The answer must be every line from the entries below that contains "battery".

▸ Data listing
▼▼▼

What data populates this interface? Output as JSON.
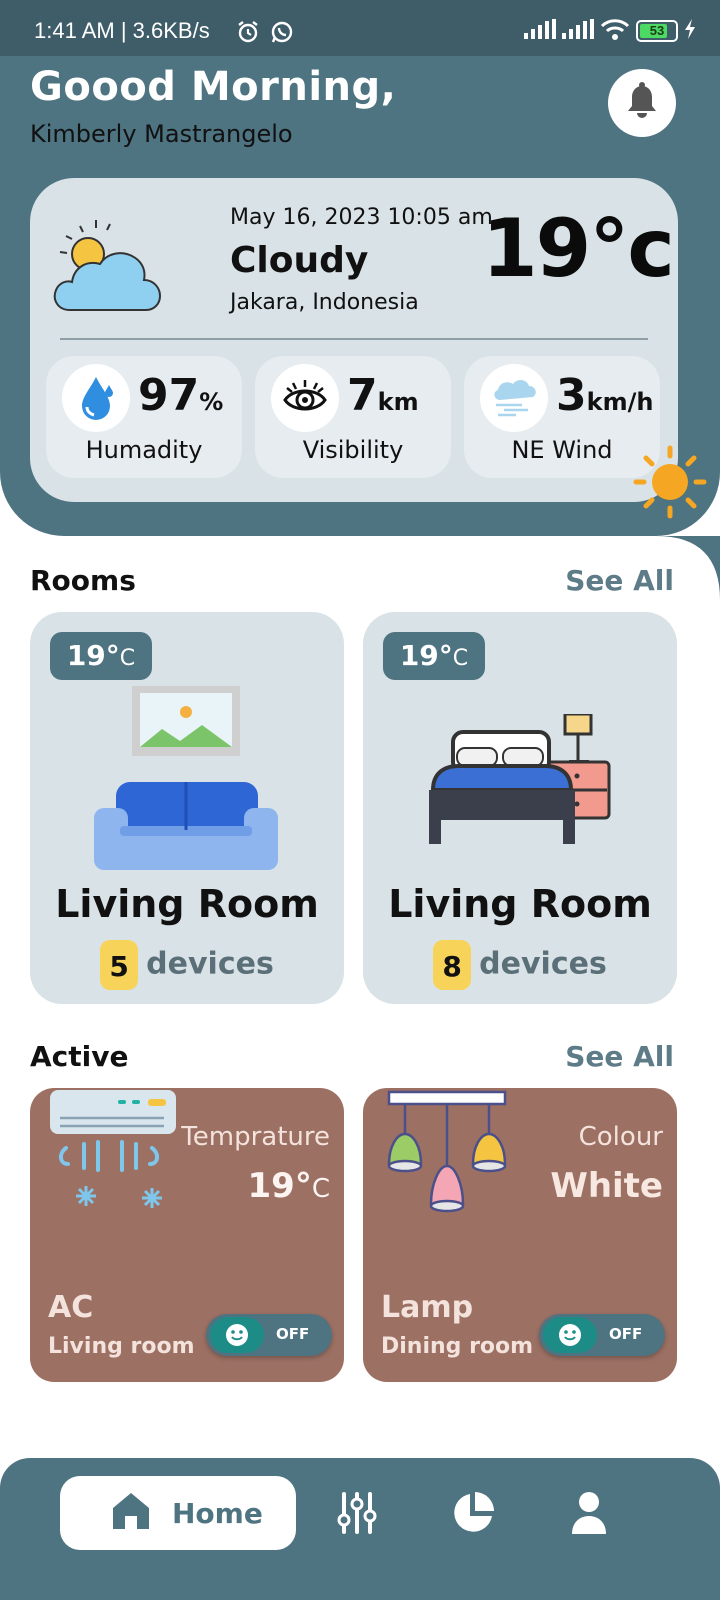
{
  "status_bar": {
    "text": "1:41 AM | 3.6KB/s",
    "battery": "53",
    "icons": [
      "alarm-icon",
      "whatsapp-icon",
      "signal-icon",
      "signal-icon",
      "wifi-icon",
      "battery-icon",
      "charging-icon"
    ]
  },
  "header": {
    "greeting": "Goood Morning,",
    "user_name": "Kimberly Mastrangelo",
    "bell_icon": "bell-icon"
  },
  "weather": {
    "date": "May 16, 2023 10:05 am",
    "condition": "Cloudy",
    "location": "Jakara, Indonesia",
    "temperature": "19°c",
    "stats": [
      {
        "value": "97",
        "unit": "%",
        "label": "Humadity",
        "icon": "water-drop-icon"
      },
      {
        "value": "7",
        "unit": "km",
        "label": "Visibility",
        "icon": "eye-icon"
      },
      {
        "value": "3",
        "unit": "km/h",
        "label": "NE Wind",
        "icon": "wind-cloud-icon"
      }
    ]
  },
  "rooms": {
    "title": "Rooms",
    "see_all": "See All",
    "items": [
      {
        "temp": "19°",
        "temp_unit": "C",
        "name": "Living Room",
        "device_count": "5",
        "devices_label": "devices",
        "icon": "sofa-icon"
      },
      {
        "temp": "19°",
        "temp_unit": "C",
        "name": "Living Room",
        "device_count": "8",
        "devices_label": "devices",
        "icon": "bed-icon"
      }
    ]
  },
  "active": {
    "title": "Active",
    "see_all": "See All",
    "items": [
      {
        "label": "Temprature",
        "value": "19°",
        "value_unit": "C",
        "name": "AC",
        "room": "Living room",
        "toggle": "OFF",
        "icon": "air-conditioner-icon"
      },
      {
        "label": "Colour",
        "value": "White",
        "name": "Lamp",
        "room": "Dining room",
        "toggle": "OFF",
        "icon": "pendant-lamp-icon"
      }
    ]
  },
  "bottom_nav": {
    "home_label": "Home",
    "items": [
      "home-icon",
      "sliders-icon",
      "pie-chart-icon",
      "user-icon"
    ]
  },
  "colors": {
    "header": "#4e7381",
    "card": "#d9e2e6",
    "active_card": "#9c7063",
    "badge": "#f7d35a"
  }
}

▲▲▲
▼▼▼

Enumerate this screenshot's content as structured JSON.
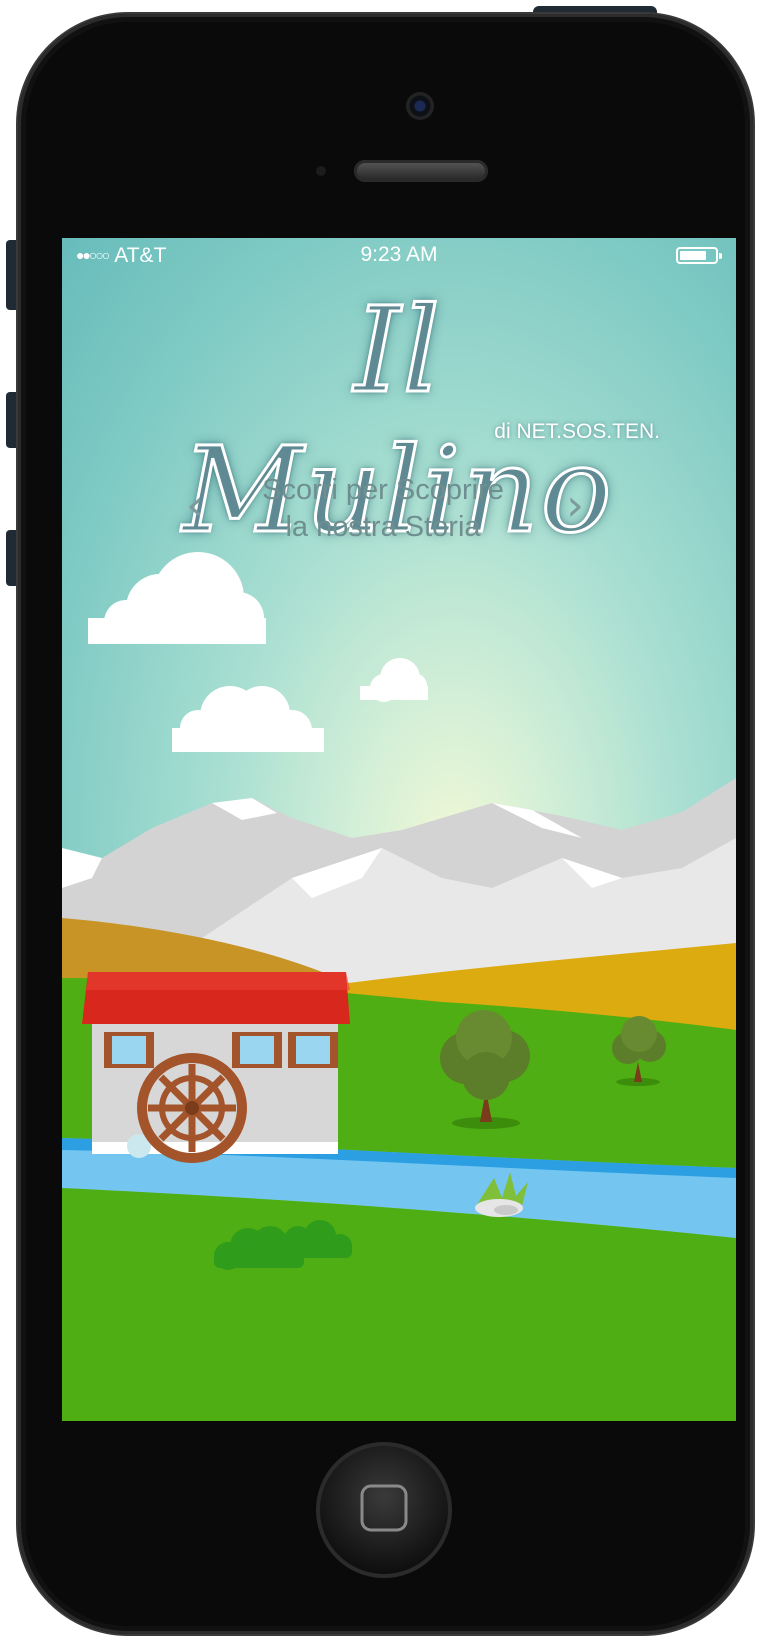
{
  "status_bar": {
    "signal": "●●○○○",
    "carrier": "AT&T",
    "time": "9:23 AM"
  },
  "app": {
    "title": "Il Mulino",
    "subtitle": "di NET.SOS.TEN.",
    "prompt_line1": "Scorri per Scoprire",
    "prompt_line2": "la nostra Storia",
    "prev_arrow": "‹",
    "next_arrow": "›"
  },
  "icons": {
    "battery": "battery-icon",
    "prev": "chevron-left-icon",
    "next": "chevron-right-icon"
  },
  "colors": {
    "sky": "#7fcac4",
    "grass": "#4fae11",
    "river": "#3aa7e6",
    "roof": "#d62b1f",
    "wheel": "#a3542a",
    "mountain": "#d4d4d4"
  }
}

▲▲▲
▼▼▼

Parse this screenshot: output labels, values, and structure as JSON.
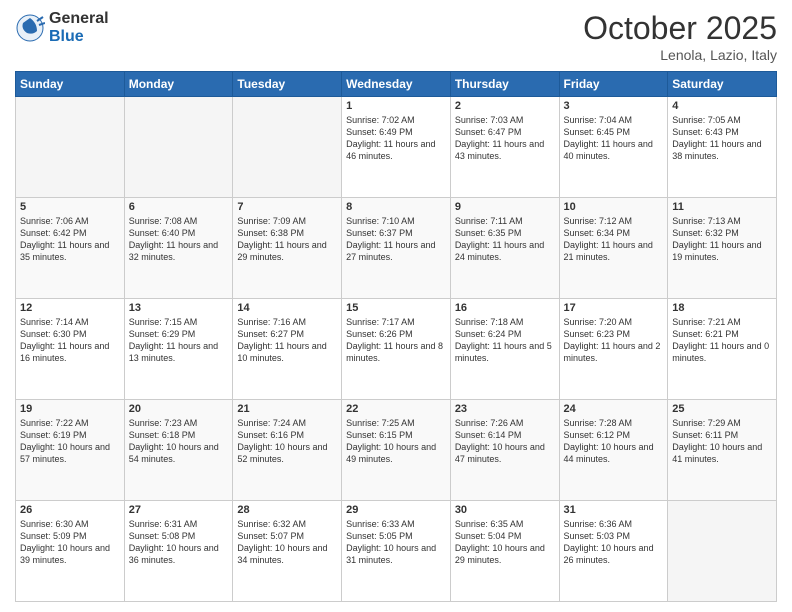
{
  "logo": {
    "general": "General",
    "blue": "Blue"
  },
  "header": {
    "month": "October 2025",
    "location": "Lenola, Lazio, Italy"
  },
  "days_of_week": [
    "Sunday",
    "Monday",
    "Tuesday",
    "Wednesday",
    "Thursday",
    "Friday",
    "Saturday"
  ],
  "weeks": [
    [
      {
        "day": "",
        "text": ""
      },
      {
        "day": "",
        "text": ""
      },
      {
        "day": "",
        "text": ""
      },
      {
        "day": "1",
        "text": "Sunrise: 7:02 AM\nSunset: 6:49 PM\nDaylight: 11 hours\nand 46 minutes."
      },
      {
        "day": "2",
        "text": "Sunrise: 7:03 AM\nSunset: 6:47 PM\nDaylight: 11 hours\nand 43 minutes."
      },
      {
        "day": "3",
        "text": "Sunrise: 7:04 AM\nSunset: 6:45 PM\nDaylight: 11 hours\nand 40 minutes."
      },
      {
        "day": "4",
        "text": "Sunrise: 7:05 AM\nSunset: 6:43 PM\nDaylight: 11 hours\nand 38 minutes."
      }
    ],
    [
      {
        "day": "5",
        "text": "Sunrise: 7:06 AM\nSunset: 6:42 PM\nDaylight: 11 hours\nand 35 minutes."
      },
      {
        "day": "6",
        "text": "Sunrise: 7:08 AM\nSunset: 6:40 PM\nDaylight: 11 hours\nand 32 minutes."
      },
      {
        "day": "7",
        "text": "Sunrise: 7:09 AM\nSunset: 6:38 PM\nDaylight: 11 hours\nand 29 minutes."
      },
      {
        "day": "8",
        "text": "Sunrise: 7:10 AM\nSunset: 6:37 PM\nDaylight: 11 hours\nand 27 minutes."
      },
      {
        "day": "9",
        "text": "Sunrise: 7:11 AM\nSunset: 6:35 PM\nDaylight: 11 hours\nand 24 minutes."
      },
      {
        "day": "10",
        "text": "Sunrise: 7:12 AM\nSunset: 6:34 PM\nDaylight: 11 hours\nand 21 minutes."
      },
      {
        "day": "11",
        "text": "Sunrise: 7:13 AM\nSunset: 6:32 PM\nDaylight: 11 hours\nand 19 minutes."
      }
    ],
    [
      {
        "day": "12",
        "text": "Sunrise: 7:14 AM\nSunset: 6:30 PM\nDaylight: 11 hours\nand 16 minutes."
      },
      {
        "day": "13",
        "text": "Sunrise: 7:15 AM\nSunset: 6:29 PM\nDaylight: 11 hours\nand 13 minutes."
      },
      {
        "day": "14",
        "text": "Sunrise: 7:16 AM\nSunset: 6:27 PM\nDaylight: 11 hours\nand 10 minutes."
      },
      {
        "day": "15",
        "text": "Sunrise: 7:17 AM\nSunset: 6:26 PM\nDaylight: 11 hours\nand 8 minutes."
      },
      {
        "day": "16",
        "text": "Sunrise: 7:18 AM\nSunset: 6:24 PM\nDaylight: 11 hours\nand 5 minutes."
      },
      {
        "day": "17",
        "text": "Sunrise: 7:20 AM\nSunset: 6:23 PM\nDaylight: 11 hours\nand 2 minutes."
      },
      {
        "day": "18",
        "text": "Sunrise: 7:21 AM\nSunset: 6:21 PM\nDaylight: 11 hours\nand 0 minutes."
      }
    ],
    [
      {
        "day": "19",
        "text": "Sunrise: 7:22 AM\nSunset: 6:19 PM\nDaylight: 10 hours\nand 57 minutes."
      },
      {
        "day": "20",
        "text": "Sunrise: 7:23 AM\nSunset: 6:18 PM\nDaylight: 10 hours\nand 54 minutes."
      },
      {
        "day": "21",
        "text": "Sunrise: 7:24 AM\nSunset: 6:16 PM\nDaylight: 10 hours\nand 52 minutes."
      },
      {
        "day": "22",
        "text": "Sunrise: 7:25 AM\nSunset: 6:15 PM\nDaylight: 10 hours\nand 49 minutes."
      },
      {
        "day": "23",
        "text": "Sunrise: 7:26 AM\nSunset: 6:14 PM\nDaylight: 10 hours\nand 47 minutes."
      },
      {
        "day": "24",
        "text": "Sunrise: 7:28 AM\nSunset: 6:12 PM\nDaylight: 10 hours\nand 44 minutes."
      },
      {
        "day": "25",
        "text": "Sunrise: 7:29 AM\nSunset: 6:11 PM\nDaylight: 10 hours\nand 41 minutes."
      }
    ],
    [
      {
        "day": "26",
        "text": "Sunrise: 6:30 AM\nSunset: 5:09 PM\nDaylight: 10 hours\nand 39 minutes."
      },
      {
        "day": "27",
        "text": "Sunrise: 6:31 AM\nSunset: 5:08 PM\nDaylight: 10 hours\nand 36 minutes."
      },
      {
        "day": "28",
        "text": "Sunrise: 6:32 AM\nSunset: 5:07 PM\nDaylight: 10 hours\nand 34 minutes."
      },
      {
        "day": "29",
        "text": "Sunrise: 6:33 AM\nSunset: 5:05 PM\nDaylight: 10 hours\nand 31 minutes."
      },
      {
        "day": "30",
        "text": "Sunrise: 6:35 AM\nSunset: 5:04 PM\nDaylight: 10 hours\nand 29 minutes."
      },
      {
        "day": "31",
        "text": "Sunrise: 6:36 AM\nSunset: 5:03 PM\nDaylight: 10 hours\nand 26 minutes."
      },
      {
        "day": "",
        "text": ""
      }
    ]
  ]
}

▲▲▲

▸ Answer to this problem
    "battery": "53",
      "battery-icon",
    "battery": "battery-icon",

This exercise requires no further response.